Remediation of Theory of Mind Impairments in Brain-Injured Adults: Kristine Lundgren and Hiram Brownell

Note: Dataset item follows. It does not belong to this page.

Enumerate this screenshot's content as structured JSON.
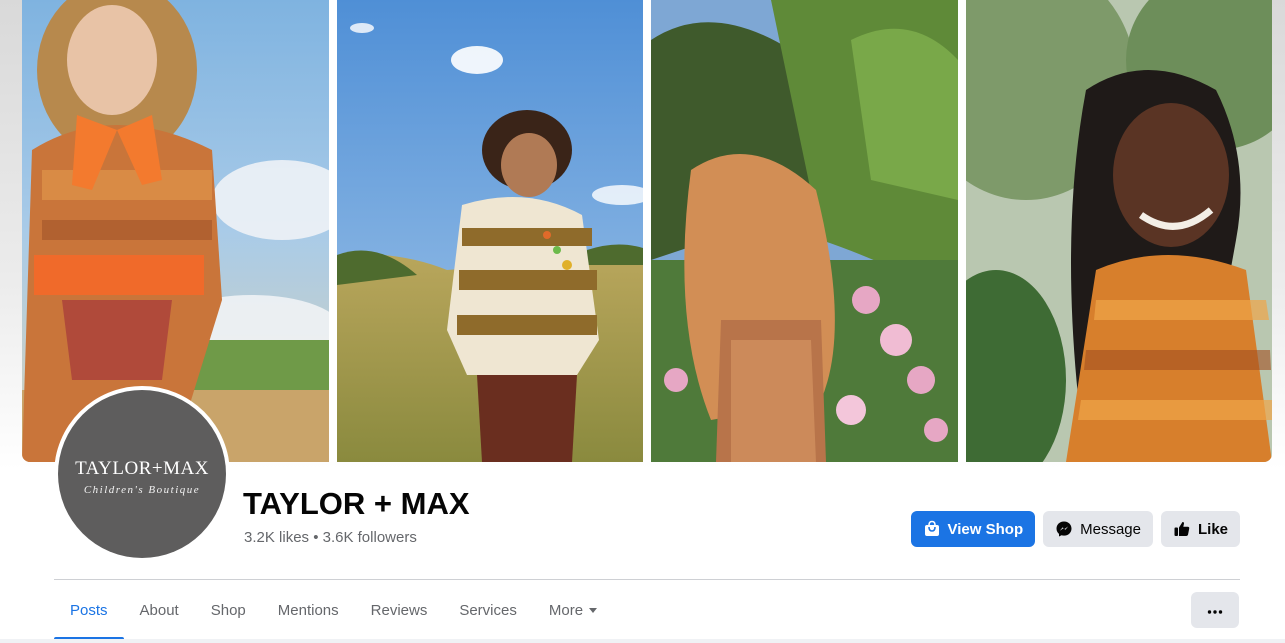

Successful communication requires much more than knowledge of word meaning, phonology, and syntax. Consider the following scenario. Sam calls in sick to work in order to attend opening day of the baseball season. The next day, while talking with his colleagues at lunch, Sam says, “I wish I could have gone to the game yesterday, but I was sick in bed all day.” Some of his close friends who know the truth appreciate the humor of Sam’s ironic remark. The colleagues who do not know the truth are deceived by the remark and console the “sick” speaker. The difference between coworkers’ interpretations reecting irony or deception rests on what they know and do not know about Sam’s true state of health. Making sense of alternative interpretations requires appreciation that different people may hold different beliefs about the world, some of which may be false. Theory of Mind (ToM) is the term used to summarize the ability to use other people’s thoughts, beliefs, and emotions to understand and predict their behavior (Dennett, 1978; Leslie, 1987; Premack & Woodruff, 1978).